[Opening Information given section]

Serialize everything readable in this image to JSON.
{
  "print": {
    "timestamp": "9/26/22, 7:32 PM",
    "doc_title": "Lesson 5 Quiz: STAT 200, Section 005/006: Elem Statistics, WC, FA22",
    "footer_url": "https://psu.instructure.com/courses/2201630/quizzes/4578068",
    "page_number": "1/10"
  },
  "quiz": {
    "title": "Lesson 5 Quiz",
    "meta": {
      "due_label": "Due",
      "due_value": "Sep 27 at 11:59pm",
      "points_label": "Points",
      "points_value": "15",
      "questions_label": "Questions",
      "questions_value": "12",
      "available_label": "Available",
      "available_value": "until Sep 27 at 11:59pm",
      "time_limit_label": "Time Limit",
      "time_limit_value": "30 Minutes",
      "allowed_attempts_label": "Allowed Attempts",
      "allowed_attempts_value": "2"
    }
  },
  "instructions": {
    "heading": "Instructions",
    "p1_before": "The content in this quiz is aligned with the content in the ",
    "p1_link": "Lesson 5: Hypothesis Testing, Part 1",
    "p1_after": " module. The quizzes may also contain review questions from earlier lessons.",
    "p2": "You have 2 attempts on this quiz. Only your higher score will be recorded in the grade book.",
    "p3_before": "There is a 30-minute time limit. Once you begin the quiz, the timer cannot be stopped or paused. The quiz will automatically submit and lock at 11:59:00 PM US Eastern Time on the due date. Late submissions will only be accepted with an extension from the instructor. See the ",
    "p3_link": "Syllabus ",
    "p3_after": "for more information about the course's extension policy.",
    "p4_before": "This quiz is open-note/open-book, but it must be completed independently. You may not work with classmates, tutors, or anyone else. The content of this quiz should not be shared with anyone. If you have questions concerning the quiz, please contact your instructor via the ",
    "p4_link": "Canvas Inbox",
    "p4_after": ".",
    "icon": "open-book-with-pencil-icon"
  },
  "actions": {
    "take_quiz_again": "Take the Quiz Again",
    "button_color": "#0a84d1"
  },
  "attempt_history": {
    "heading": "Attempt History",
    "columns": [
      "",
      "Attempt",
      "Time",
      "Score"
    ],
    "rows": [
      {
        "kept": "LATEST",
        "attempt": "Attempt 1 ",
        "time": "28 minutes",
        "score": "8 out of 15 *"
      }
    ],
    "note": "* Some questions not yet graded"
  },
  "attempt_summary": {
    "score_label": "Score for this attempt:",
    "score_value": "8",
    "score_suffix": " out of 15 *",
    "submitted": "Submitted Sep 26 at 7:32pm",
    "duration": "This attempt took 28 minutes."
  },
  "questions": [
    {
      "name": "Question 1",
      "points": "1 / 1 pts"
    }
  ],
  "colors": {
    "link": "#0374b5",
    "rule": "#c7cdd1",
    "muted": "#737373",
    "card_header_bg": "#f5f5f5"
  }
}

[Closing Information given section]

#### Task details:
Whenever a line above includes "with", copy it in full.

#### Exercise solution:
    "p1_before": "The content in this quiz is aligned with the content in the ",
    "p3_before": "There is a 30-minute time limit. Once you begin the quiz, the timer cannot be stopped or paused. The quiz will automatically submit and lock at 11:59:00 PM US Eastern Time on the due date. Late submissions will only be accepted with an extension from the instructor. See the ",
    "p4_before": "This quiz is open-note/open-book, but it must be completed independently. You may not work with classmates, tutors, or anyone else. The content of this quiz should not be shared with anyone. If you have questions concerning the quiz, please contact your instructor via the ",
    "icon": "open-book-with-pencil-icon"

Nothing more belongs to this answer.